Aging in place is not the way to go Aging in a community is a much better approach

MOST OF US can expect to live longer than ever before. This longevity bonus gives us more time to build the society we want, and we must start by considering how we’ll live as we grow old.

But for starters, we need to shift our thinking about what it is we really desire if we want to age affordably and live well.  We need to stop thinking about aging in place, but instead shift our thinking and planning towards aging in community.

There are two disturbing trends we need to consider:

First, most people have insufficient income and savings to meet ever-growing housing and medical costs as they get olderAccording to Fidelity Investments, the average baby boomer will need after-tax income of $4,800 per month starting at age 67 and will live to 92. Income from social security, pensions, and savings is projected to make up $2,700 of this amount. That leaves a monthly income gap of $2,100, a shortfall of 44 percent, with housing and health care costs key contributors to this family budget deficit.
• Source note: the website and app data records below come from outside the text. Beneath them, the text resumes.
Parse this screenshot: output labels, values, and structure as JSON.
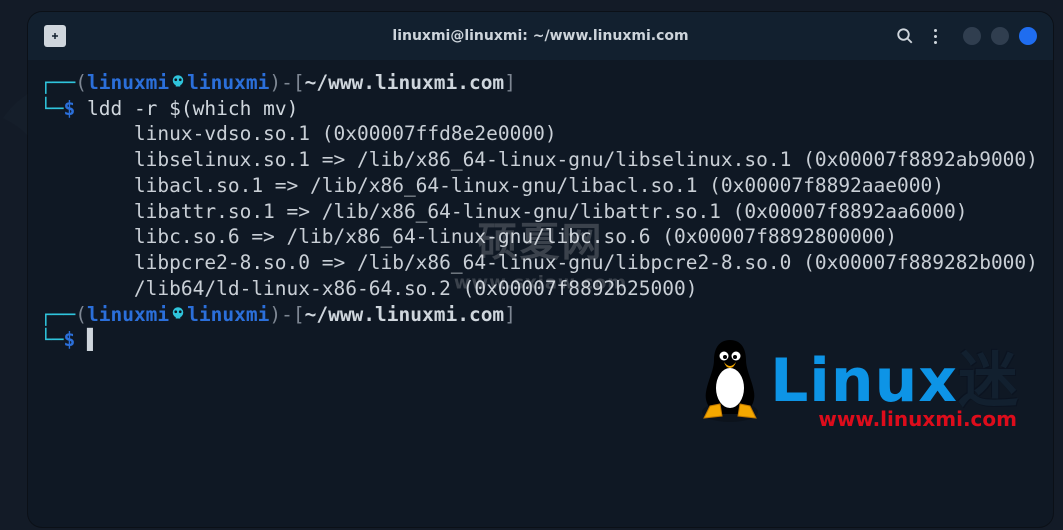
{
  "window": {
    "title": "linuxmi@linuxmi: ~/www.linuxmi.com"
  },
  "prompt": {
    "user": "linuxmi",
    "host": "linuxmi",
    "path": "~/www.linuxmi.com",
    "symbol": "$"
  },
  "command": "ldd -r $(which mv)",
  "output": [
    "        linux-vdso.so.1 (0x00007ffd8e2e0000)",
    "        libselinux.so.1 => /lib/x86_64-linux-gnu/libselinux.so.1 (0x00007f8892ab9000)",
    "        libacl.so.1 => /lib/x86_64-linux-gnu/libacl.so.1 (0x00007f8892aae000)",
    "        libattr.so.1 => /lib/x86_64-linux-gnu/libattr.so.1 (0x00007f8892aa6000)",
    "        libc.so.6 => /lib/x86_64-linux-gnu/libc.so.6 (0x00007f8892800000)",
    "        libpcre2-8.so.0 => /lib/x86_64-linux-gnu/libpcre2-8.so.0 (0x00007f889282b000)",
    "        /lib64/ld-linux-x86-64.so.2 (0x00007f8892b25000)"
  ],
  "watermarks": {
    "top_line1": "硕夏网",
    "top_line2": "www.sxiaw.com",
    "logo_text": "Linux迷",
    "logo_url": "www.linuxmi.com"
  }
}
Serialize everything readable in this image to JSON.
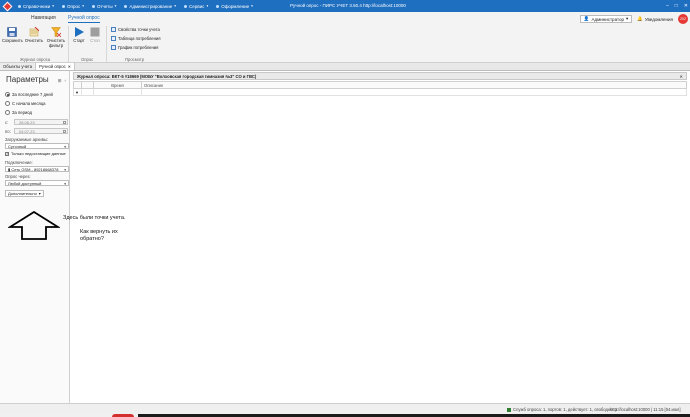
{
  "titlebar": {
    "menu": [
      {
        "label": "Справочники"
      },
      {
        "label": "Опрос"
      },
      {
        "label": "Отчеты"
      },
      {
        "label": "Администрирование"
      },
      {
        "label": "Сервис"
      },
      {
        "label": "Оформление"
      }
    ],
    "title": "Ручной опрос - ПИРС УЧЕТ 3.50.4 http://localhost:10000"
  },
  "ribbon": {
    "tabs": {
      "nav": "Навигация",
      "manual": "Ручной опрос"
    },
    "buttons": {
      "save": "Сохранить",
      "clear": "Очистить",
      "clear_filter_1": "Очистить",
      "clear_filter_2": "фильтр",
      "start": "Старт",
      "stop": "Стоп"
    },
    "links": {
      "properties": "Свойства точки учета",
      "table": "Таблица потребления",
      "chart": "График потребления"
    },
    "groups": {
      "journal": "Журнал опроса",
      "poll": "Опрос",
      "view": "Просмотр"
    }
  },
  "user": {
    "name": "Администратор",
    "notifications": "Уведомления",
    "avatar": "202"
  },
  "doc_tabs": [
    {
      "label": "Объекты учета"
    },
    {
      "label": "Ручной опрос"
    }
  ],
  "params": {
    "title": "Параметры",
    "period_options": [
      "За последние 7 дней",
      "С начала месяца",
      "За период"
    ],
    "from_label": "с:",
    "from_value": "28.06.23",
    "to_label": "по:",
    "to_value": "04.07.23",
    "archives_label": "Загружаемые архивы:",
    "archives_value": "Суточный",
    "missing_only": "Только недостающие данные",
    "connection_label": "Подключение:",
    "connection_value": "Сеть GSM - 89218668378",
    "poll_via_label": "Опрос через:",
    "poll_via_value": "Любой доступный",
    "extra": "Дополнительно"
  },
  "journal": {
    "header": "Журнал опроса: ВКТ-5 #18669 (МОБУ \"Волховская городская гимназия №3\" СО и ГВС)",
    "columns": [
      "Время",
      "Описание"
    ]
  },
  "annotation": {
    "line1": "Здесь были точки учета.",
    "line2": "Как вернуть их обратно?"
  },
  "status": {
    "stats": "Служб опроса: 1, портов: 1, действует: 1, свободно: 1",
    "url": "http://localhost:10000 | 11:15 [04.июл]"
  },
  "colors": {
    "accent": "#1f6fc0",
    "brand": "#e53935"
  }
}
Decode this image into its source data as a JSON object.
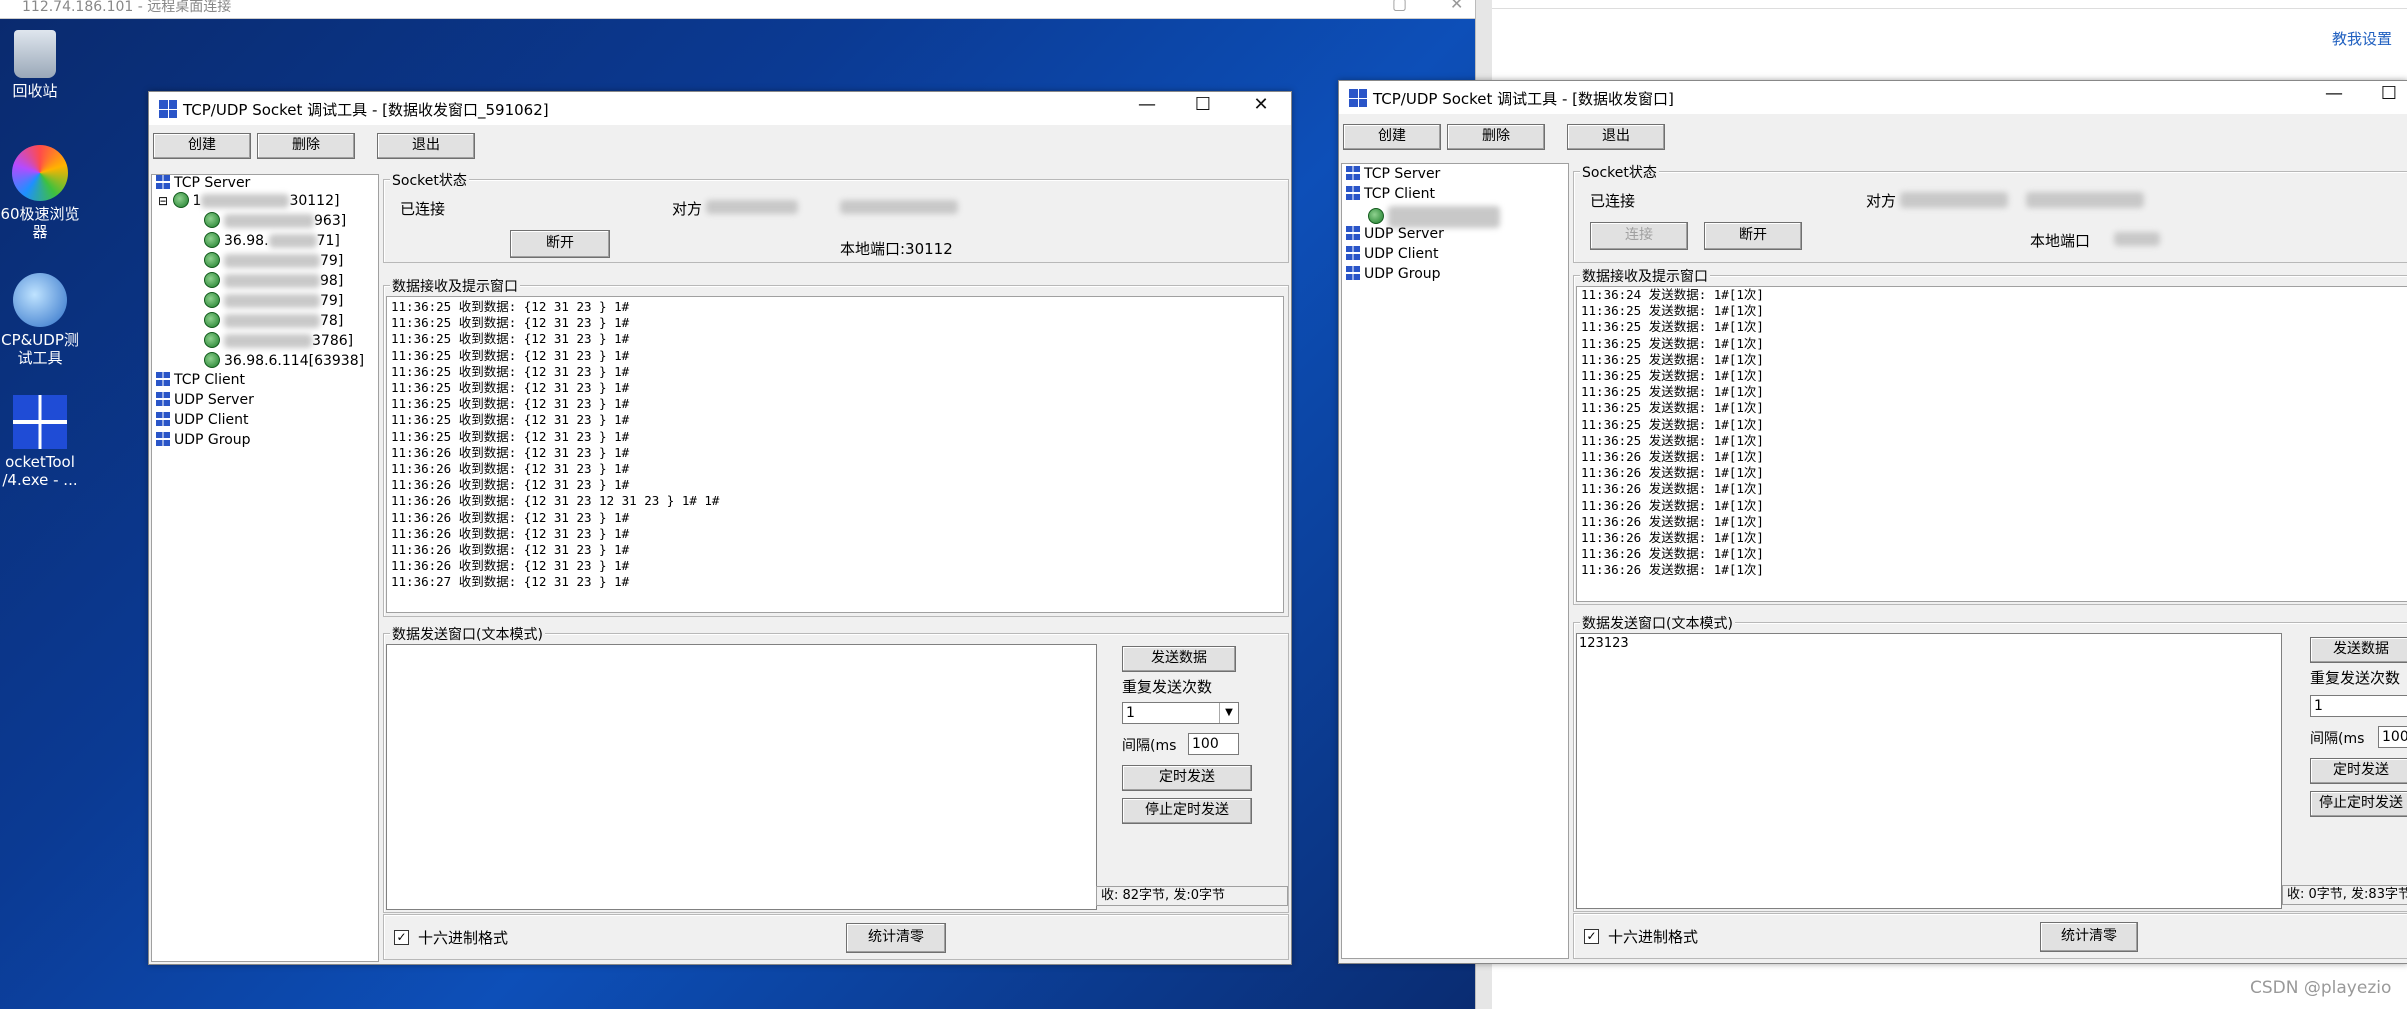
{
  "rdp": {
    "title": "112.74.186.101 - 远程桌面连接"
  },
  "browser": {
    "link": "教我设置"
  },
  "desktop_icons": [
    {
      "label": "回收站"
    },
    {
      "label": "60极速浏览\n器"
    },
    {
      "label": "CP&UDP测\n试工具"
    },
    {
      "label": "ocketTool\n/4.exe - ..."
    }
  ],
  "win1": {
    "title": "TCP/UDP Socket 调试工具 - [数据收发窗口_591062]",
    "buttons": {
      "create": "创建",
      "delete": "删除",
      "exit": "退出"
    },
    "tree": {
      "tcp_server": "TCP Server",
      "node": "1",
      "node_port": "30112]",
      "children": [
        "963]",
        "71]",
        "79]",
        "98]",
        "79]",
        "78]",
        "3786]",
        "36.98.6.114[63938]"
      ],
      "child2_prefix": "36.98.",
      "tcp_client": "TCP Client",
      "udp_server": "UDP Server",
      "udp_client": "UDP Client",
      "udp_group": "UDP Group"
    },
    "socket": {
      "legend": "Socket状态",
      "status": "已连接",
      "peer_label": "对方",
      "disconnect": "断开",
      "local_port": "本地端口:30112"
    },
    "recv": {
      "legend": "数据接收及提示窗口",
      "log": "11:36:25 收到数据: {12 31 23 } 1#\n11:36:25 收到数据: {12 31 23 } 1#\n11:36:25 收到数据: {12 31 23 } 1#\n11:36:25 收到数据: {12 31 23 } 1#\n11:36:25 收到数据: {12 31 23 } 1#\n11:36:25 收到数据: {12 31 23 } 1#\n11:36:25 收到数据: {12 31 23 } 1#\n11:36:25 收到数据: {12 31 23 } 1#\n11:36:25 收到数据: {12 31 23 } 1#\n11:36:26 收到数据: {12 31 23 } 1#\n11:36:26 收到数据: {12 31 23 } 1#\n11:36:26 收到数据: {12 31 23 } 1#\n11:36:26 收到数据: {12 31 23 12 31 23 } 1# 1#\n11:36:26 收到数据: {12 31 23 } 1#\n11:36:26 收到数据: {12 31 23 } 1#\n11:36:26 收到数据: {12 31 23 } 1#\n11:36:26 收到数据: {12 31 23 } 1#\n11:36:27 收到数据: {12 31 23 } 1#"
    },
    "send": {
      "legend": "数据发送窗口(文本模式)",
      "text": "",
      "send_btn": "发送数据",
      "repeat_label": "重复发送次数",
      "repeat_value": "1",
      "interval_label": "间隔(ms",
      "interval_value": "100",
      "timer_send": "定时发送",
      "stop_timer": "停止定时发送",
      "stats": "收: 82字节, 发:0字节"
    },
    "hex_label": "十六进制格式",
    "clear_stats": "统计清零"
  },
  "win2": {
    "title": "TCP/UDP Socket 调试工具 - [数据收发窗口]",
    "buttons": {
      "create": "创建",
      "delete": "删除",
      "exit": "退出"
    },
    "tree": {
      "tcp_server": "TCP Server",
      "tcp_client": "TCP Client",
      "udp_server": "UDP Server",
      "udp_client": "UDP Client",
      "udp_group": "UDP Group"
    },
    "socket": {
      "legend": "Socket状态",
      "status": "已连接",
      "peer_label": "对方",
      "connect": "连接",
      "disconnect": "断开",
      "local_port": "本地端口"
    },
    "recv": {
      "legend": "数据接收及提示窗口",
      "log": "11:36:24 发送数据: 1#[1次]\n11:36:25 发送数据: 1#[1次]\n11:36:25 发送数据: 1#[1次]\n11:36:25 发送数据: 1#[1次]\n11:36:25 发送数据: 1#[1次]\n11:36:25 发送数据: 1#[1次]\n11:36:25 发送数据: 1#[1次]\n11:36:25 发送数据: 1#[1次]\n11:36:25 发送数据: 1#[1次]\n11:36:25 发送数据: 1#[1次]\n11:36:26 发送数据: 1#[1次]\n11:36:26 发送数据: 1#[1次]\n11:36:26 发送数据: 1#[1次]\n11:36:26 发送数据: 1#[1次]\n11:36:26 发送数据: 1#[1次]\n11:36:26 发送数据: 1#[1次]\n11:36:26 发送数据: 1#[1次]\n11:36:26 发送数据: 1#[1次]"
    },
    "send": {
      "legend": "数据发送窗口(文本模式)",
      "text": "123123",
      "send_btn": "发送数据",
      "repeat_label": "重复发送次数",
      "repeat_value": "1",
      "interval_label": "间隔(ms",
      "interval_value": "100",
      "timer_send": "定时发送",
      "stop_timer": "停止定时发送",
      "stats": "收: 0字节, 发:83字节"
    },
    "hex_label": "十六进制格式",
    "clear_stats": "统计清零"
  },
  "watermark": "CSDN @playezio"
}
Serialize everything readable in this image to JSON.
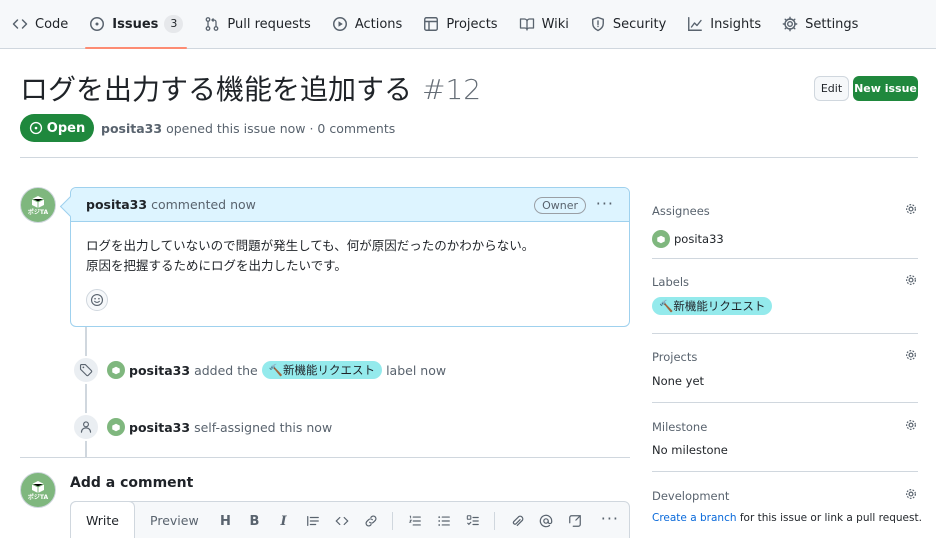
{
  "nav": {
    "items": [
      {
        "label": "Code",
        "icon": "code-icon"
      },
      {
        "label": "Issues",
        "icon": "issue-opened-icon",
        "count": "3"
      },
      {
        "label": "Pull requests",
        "icon": "git-pull-request-icon"
      },
      {
        "label": "Actions",
        "icon": "play-icon"
      },
      {
        "label": "Projects",
        "icon": "table-icon"
      },
      {
        "label": "Wiki",
        "icon": "book-icon"
      },
      {
        "label": "Security",
        "icon": "shield-icon"
      },
      {
        "label": "Insights",
        "icon": "graph-icon"
      },
      {
        "label": "Settings",
        "icon": "gear-icon"
      }
    ]
  },
  "issue": {
    "title": "ログを出力する機能を追加する",
    "number": "#12",
    "state": "Open",
    "author": "posita33",
    "meta": "opened this issue now · 0 comments",
    "edit_label": "Edit",
    "new_issue_label": "New issue"
  },
  "avatar_text": "ポジTA",
  "comment": {
    "author": "posita33",
    "when": "commented now",
    "badge": "Owner",
    "body_line1": "ログを出力していないので問題が発生しても、何が原因だったのかわからない。",
    "body_line2": "原因を把握するためにログを出力したいです。"
  },
  "timeline": [
    {
      "author": "posita33",
      "action": "added the",
      "label": "🔨新機能リクエスト",
      "suffix": "label now"
    },
    {
      "author": "posita33",
      "action": "self-assigned this now"
    }
  ],
  "add_comment": {
    "title": "Add a comment",
    "tab_write": "Write",
    "tab_preview": "Preview"
  },
  "sidebar": {
    "assignees": {
      "title": "Assignees",
      "value": "posita33"
    },
    "labels": {
      "title": "Labels",
      "value": "🔨新機能リクエスト"
    },
    "projects": {
      "title": "Projects",
      "value": "None yet"
    },
    "milestone": {
      "title": "Milestone",
      "value": "No milestone"
    },
    "development": {
      "title": "Development",
      "link": "Create a branch",
      "text": "for this issue or link a pull request."
    }
  },
  "colors": {
    "open": "#1f883d",
    "label_bg": "#94eaec",
    "comment_head": "#ddf4ff"
  }
}
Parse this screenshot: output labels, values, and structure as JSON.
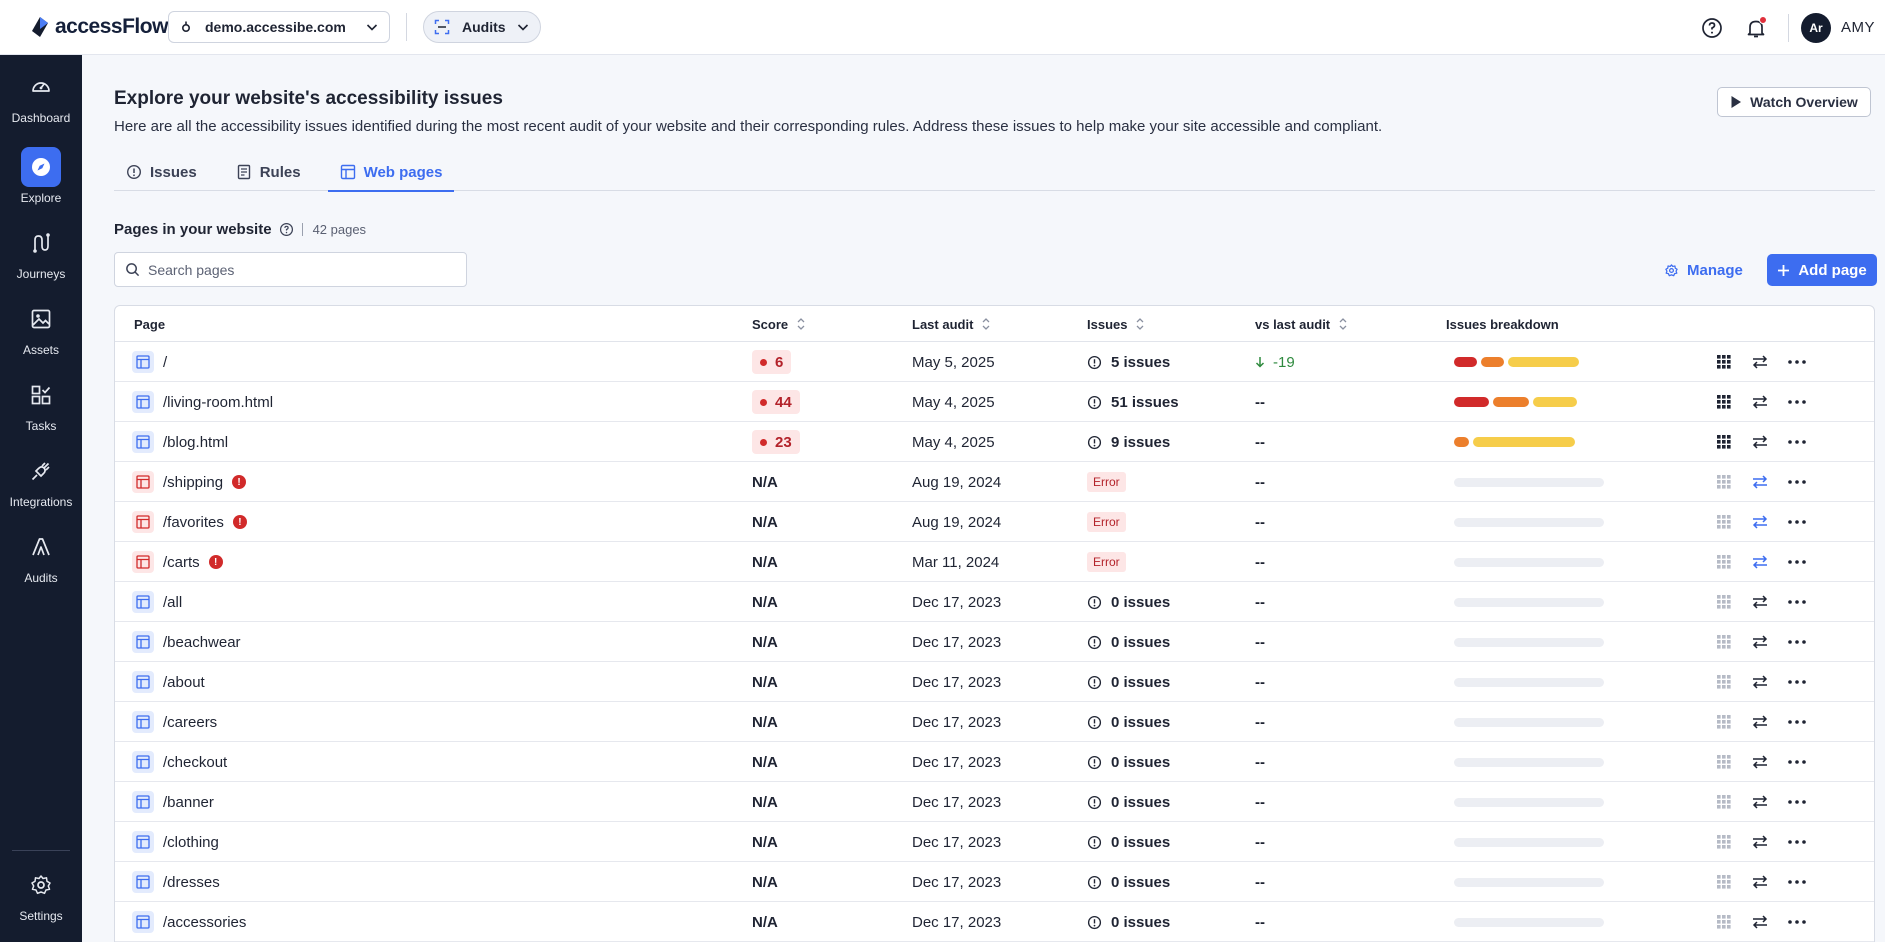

In Massachusetts, high housing costs have resulted in our ranking 49th among the states in elder economic security.

CommonWealth Magazine